§ TASK INSTRUCTIONS: Which lines of the records below contain the word "name"? Copy each of them out.

[Records from a data source]
= = = = = = =
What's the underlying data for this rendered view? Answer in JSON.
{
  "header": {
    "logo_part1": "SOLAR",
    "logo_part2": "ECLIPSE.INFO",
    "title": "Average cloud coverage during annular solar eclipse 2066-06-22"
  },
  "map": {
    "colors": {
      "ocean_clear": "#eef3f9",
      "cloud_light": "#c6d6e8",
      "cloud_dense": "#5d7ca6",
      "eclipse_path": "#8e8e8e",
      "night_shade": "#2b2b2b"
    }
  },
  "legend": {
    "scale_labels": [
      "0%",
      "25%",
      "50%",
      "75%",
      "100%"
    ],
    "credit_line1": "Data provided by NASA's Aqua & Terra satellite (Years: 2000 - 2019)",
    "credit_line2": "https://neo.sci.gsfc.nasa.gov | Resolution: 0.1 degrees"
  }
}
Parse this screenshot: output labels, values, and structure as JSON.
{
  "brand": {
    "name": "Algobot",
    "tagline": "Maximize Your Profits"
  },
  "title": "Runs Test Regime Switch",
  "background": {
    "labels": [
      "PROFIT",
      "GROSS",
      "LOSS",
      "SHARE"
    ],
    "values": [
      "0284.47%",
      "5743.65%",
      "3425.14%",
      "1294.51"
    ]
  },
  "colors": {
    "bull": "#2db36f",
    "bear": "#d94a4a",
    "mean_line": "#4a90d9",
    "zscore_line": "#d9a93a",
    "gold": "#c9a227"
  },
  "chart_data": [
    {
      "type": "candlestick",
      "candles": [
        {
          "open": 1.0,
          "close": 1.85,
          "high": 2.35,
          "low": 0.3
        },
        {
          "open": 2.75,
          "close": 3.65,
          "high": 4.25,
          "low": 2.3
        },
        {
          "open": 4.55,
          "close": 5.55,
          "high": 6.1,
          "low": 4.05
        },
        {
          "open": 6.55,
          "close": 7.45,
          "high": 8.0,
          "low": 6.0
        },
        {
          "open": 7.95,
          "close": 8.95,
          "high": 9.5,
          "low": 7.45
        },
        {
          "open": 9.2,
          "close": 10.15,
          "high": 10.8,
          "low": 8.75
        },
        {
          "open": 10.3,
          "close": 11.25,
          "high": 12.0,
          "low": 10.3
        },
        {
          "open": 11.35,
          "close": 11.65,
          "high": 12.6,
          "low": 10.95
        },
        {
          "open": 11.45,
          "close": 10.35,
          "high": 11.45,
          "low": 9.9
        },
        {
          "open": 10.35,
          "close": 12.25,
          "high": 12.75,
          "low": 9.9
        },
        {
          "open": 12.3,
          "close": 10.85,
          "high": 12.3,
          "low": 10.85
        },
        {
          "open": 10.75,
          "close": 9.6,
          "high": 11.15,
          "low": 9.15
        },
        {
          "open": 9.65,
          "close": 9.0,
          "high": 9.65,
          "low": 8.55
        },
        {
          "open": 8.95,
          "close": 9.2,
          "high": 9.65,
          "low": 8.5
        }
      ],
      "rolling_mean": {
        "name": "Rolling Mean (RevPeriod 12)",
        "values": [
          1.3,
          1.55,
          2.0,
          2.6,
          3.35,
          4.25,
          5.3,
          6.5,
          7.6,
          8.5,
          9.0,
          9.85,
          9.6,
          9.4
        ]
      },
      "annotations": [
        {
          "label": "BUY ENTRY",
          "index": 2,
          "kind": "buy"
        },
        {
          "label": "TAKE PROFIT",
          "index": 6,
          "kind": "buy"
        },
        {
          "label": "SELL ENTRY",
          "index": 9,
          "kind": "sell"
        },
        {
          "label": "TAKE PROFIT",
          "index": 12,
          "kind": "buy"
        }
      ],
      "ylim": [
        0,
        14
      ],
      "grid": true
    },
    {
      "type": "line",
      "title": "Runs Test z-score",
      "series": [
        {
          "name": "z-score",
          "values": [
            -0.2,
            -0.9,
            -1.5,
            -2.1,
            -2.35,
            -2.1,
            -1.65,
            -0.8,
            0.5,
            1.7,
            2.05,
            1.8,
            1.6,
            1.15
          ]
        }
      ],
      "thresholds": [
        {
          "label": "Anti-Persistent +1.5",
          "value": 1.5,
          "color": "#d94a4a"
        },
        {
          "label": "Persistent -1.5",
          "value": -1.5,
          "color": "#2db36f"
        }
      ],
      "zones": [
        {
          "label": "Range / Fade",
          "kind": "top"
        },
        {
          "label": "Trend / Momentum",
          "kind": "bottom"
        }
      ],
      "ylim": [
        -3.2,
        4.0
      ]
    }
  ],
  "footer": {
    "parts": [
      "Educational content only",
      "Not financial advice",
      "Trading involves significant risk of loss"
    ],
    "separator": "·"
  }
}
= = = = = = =
§ OUTPUT OF THE TASK:
    "name": "Algobot",
        "name": "Rolling Mean (RevPeriod 12)",
          "name": "z-score",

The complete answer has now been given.